Your goal = Copy out, from the entries below, each line that holds the string "this".

The data =

- Opening Delimiter -

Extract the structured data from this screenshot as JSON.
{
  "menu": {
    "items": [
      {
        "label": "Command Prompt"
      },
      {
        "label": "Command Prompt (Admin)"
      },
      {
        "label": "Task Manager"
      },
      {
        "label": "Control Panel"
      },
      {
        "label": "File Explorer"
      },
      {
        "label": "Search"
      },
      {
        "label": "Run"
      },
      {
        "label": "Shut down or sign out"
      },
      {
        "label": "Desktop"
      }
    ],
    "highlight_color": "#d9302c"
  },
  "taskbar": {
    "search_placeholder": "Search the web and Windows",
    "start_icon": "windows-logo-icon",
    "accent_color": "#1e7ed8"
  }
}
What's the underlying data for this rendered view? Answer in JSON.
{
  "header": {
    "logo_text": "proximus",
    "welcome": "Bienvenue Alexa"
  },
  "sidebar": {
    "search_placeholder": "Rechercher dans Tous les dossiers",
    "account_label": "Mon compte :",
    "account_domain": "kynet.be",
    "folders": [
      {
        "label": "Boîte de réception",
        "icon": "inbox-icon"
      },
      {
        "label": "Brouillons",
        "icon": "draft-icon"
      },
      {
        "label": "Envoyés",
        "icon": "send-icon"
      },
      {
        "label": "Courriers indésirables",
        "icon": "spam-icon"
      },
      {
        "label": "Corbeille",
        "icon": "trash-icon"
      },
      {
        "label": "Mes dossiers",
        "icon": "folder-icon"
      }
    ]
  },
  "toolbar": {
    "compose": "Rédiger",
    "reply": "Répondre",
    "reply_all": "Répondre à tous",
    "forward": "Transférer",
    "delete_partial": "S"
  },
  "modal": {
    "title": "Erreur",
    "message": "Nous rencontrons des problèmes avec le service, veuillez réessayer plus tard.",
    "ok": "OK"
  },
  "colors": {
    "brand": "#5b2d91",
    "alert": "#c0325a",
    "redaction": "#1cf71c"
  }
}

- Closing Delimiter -

Task result =
Extract the structured data from this screenshot as JSON.
What's the underlying data for this rendered view? Answer in JSON.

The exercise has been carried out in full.